Table of Contents


In a recent podcast interview with Steve Morgan, editor-in-chief of Cybercrime Magazine, Robert E. Johnson, III, Cimcor CEO/President discusses the latest views on data security and the importance of system integrity monitoring and best practices for businesses regarding file integrity monitoring.   The podcast can be listened to in its entirety below.


Welcome to The Data Security Podcast sponsored by Cimcor. Cimcor develops innovative, next-generation file integrity monitoring software. The CimTrak Integrity Suite monitors and protects a wide range of physical, network, cloud, and virtual IT assets in real time while providing detailed forensic information about all changes. Securing your infrastructure with CimTrak helps you get compliant and stay that way. You can find out more about Cimcor and CimTrak on the web at

Q: Joining us today is President and CEO Robert Johnson, III. Robert has been a pioneer in the development of next-gen, system integrity monitoring, self-healing systems,  and cybersecurity software. Rob, great to have you back with us.

A: Great to be back with you, Steve, as always.

Q: So cyber security ventures conducted some research in an area that you are intimately familiar with. We are looking ahead to 2021, and by the end of 2021 expecting there to be approximately 1 zero-day exploit per day. That’s up from one per week in 2015. So we want to talk to you about zero-day attacks. Has the industry gotten better at detecting them, and why? And why haven’t they? If not and also your observation. Are you seeing what we are seeing as many new zero-day exploit as we are?

A: Yes your data is correct. Zero-day exploits are a real problem. And what is sad is that this is the problem despite all of the cool new security tools that are coming out constantly. Over the last few years, what we’ve seen,  it corresponds to your data, is the meantime to detect a breach has gotten worse.
The Ponemon Institute reports that the average time to detect a change is now 185 days. So that zero-day attack that you described that’s occurring every day won’t be detected for more than half a year. So that’s quite concerning. I believe that the security industry is really attacking the problem from the wrong direction.
Just because the focus is always on identification and security. Because that’s attractive and interesting. People want to identify threats and give it a name and they do it via a variety of methods whether its AI, or heuristics or statistical methods and I know that makes people feel better. If you can identify the threat, and name it. But in reality, what really matters is keeping your system secure from a threat regardless of the name of that threat or its identification.
So we believe the real key to securing your infrastructures in light or in this world where there is one new zero-day attack or zero-day exploit every day, is to focus on understanding when the state of assets in your IT infrastructure have changed.
And when I say the state of assets I really mean the integrity of those assets. Because if you can stabilize and ensure that the integrity of all those assets haven’t changed over time, you can guarantee the integrity of those assets. And then you’ll be able to mitigate most threats.
Q: Great feedback, thank you so much for joining us today Rob.
A: Look forward to being with you again Steve.

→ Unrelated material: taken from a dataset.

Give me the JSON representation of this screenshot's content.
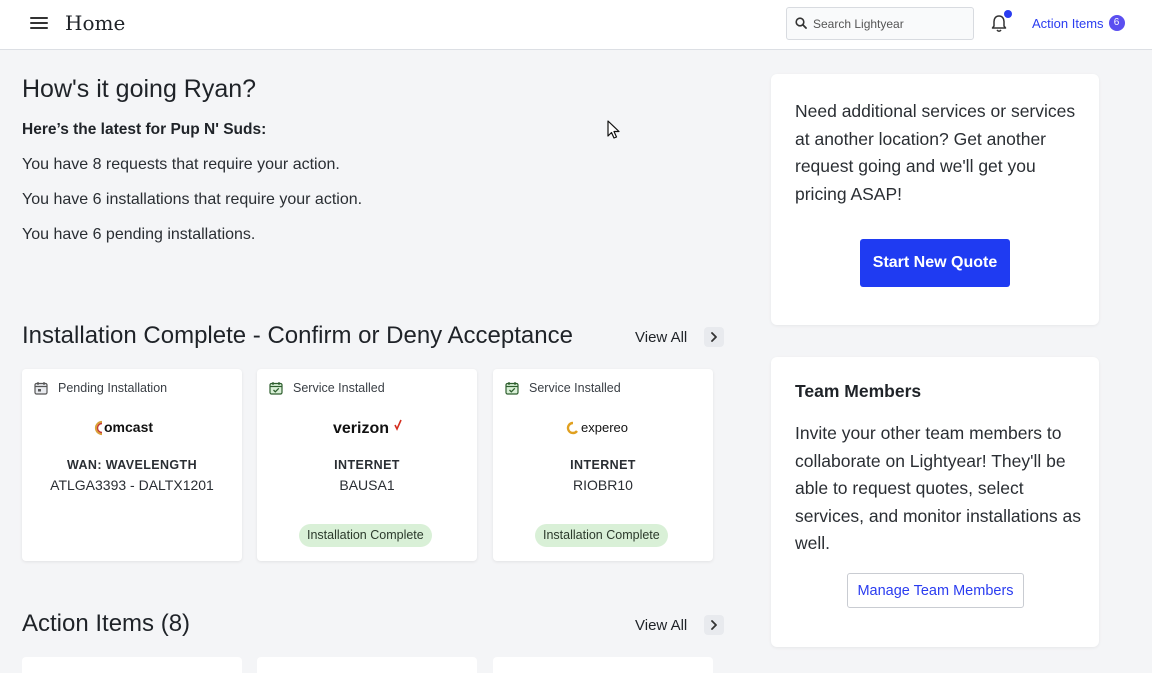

Learn more about CimTrak's Next-Gen System Integrity Monitoring Software by downloading the technical summary today.

New Call-to-action
Robert E. Johnson, III
Post by Robert E. Johnson, III
June 23, 2020
Robert is the President/CEO and co-founder of Cimcor, Inc and an industry leader in cybersecurity. Mr. Johnson has led the development of multiple commercial software packages and several patented and patented-pending technologies.

About Cimcor

Cimcor’s File Integrity Monitoring solution, CimTrak, helps enterprise IT and security teams secure critical assets and simplify compliance. Easily identify, prohibit, and remediate unknown or unauthorized changes in real-time